_Exercise brief_
Every line of the entries below that mentions "Podría" is to be copied out.

_Input data_
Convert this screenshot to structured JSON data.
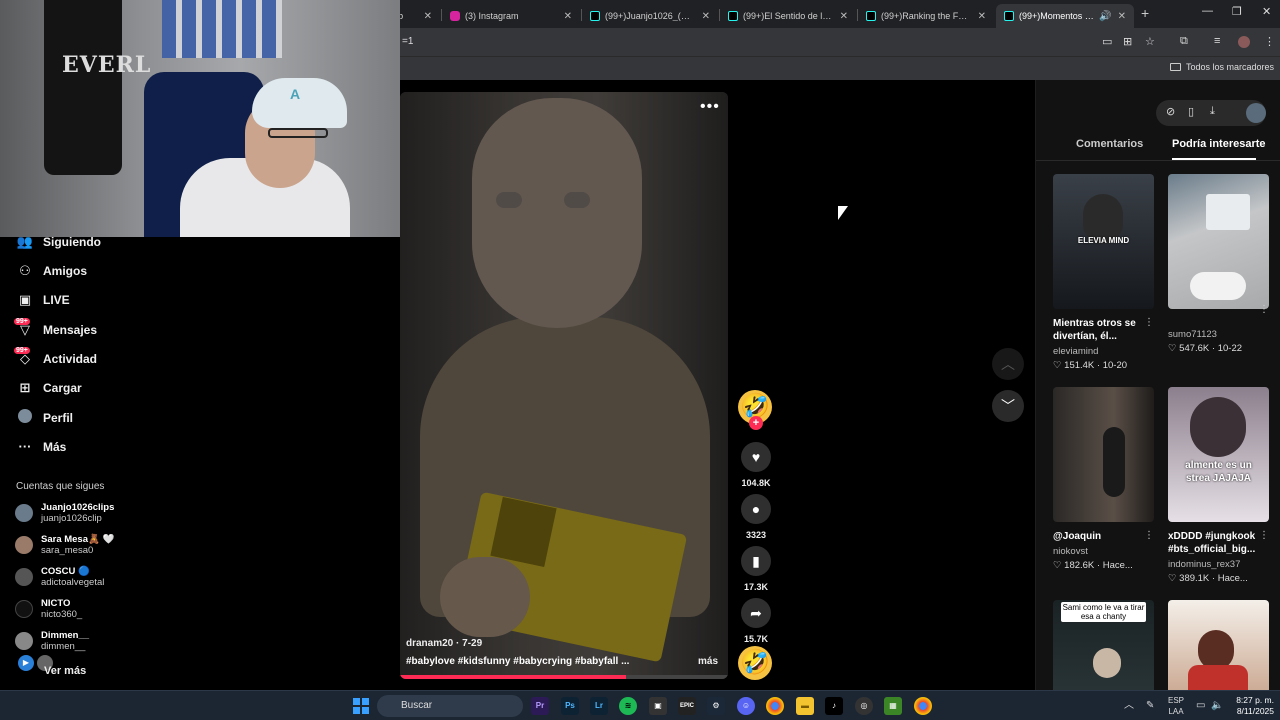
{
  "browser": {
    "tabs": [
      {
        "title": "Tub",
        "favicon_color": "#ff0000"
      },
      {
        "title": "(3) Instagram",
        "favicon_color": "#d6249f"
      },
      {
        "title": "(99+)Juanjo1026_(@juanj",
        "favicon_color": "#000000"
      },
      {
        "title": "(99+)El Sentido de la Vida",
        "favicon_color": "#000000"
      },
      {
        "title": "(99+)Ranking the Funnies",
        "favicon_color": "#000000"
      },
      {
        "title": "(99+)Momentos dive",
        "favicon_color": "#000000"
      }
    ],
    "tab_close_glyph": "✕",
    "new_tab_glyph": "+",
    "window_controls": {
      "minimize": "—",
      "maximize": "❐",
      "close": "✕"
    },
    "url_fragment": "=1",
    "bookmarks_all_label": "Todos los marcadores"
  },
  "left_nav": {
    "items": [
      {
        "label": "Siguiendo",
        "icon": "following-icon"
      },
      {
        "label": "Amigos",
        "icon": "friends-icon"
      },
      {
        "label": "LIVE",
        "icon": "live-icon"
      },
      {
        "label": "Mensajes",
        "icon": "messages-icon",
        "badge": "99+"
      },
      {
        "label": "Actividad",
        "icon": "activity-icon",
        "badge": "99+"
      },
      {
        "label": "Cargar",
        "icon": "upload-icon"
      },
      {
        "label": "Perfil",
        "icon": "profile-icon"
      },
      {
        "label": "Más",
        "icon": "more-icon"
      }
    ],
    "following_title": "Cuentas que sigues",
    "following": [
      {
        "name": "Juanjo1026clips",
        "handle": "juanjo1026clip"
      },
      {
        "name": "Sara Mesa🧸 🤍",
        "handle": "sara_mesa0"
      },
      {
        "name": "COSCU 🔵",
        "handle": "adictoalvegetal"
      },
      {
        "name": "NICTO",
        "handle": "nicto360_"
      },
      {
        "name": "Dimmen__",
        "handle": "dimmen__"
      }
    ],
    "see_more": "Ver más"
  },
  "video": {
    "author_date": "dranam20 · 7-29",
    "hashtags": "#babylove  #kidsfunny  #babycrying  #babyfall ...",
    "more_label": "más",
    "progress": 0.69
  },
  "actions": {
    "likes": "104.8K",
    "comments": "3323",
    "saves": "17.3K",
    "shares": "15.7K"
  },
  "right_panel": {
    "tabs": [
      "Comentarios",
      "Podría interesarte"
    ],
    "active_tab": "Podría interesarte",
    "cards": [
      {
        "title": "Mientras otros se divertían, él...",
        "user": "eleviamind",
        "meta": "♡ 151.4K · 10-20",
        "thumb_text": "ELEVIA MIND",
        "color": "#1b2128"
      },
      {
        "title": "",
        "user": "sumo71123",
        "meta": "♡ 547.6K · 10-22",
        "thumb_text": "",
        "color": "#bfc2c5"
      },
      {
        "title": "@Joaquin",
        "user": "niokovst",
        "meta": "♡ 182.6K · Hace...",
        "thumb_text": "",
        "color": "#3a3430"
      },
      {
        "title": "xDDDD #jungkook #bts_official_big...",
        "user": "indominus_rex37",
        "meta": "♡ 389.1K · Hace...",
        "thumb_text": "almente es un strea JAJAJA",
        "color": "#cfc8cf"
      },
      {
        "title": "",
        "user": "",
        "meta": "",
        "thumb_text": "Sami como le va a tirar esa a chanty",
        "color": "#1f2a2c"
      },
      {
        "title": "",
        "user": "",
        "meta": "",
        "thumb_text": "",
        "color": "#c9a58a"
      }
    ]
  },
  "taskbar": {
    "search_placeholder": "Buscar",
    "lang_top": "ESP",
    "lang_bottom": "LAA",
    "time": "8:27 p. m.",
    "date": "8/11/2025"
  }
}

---

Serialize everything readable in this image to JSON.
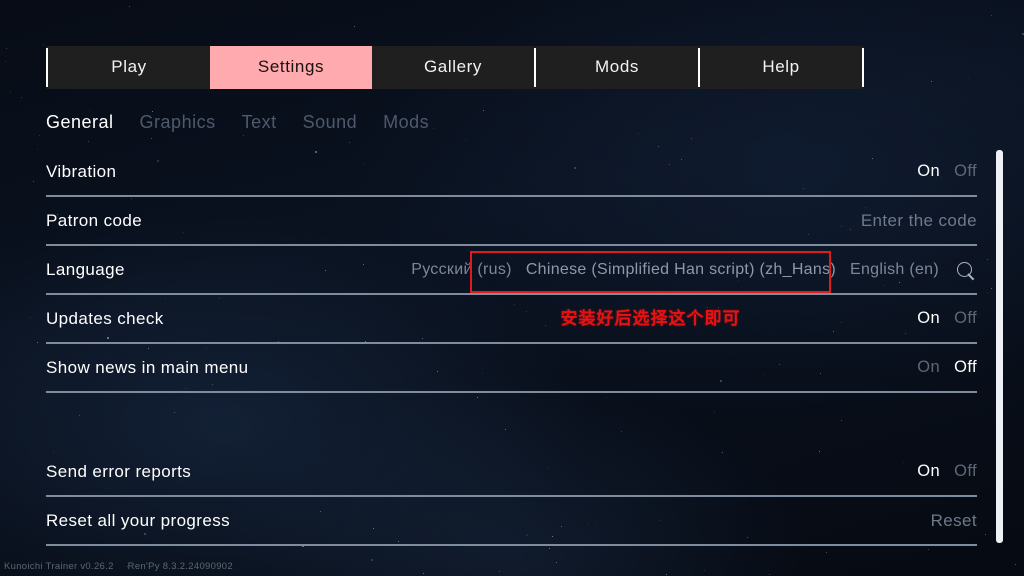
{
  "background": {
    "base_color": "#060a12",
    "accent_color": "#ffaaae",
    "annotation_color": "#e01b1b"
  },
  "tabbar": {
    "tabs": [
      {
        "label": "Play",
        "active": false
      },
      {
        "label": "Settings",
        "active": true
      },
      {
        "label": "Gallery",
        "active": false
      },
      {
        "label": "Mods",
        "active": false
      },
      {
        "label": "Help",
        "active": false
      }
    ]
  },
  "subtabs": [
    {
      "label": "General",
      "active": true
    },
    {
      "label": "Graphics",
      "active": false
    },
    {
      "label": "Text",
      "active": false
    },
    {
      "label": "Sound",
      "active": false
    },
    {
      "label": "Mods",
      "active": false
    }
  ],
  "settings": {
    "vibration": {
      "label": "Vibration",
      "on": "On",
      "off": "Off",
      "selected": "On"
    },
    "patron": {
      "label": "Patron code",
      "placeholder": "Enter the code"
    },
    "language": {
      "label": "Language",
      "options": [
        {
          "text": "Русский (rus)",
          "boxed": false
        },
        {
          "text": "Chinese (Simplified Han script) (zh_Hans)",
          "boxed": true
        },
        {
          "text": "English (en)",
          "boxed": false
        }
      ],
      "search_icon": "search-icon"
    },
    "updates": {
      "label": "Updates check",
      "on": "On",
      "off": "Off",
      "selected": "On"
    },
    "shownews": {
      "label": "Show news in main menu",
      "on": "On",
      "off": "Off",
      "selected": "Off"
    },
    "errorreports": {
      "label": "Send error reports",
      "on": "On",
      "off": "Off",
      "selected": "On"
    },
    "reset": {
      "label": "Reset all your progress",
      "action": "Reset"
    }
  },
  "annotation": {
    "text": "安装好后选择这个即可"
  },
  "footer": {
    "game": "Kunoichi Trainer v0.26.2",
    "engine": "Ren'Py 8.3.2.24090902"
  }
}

_Written answer_
      "Podría interesarte"
    "active_tab": "Podría interesarte",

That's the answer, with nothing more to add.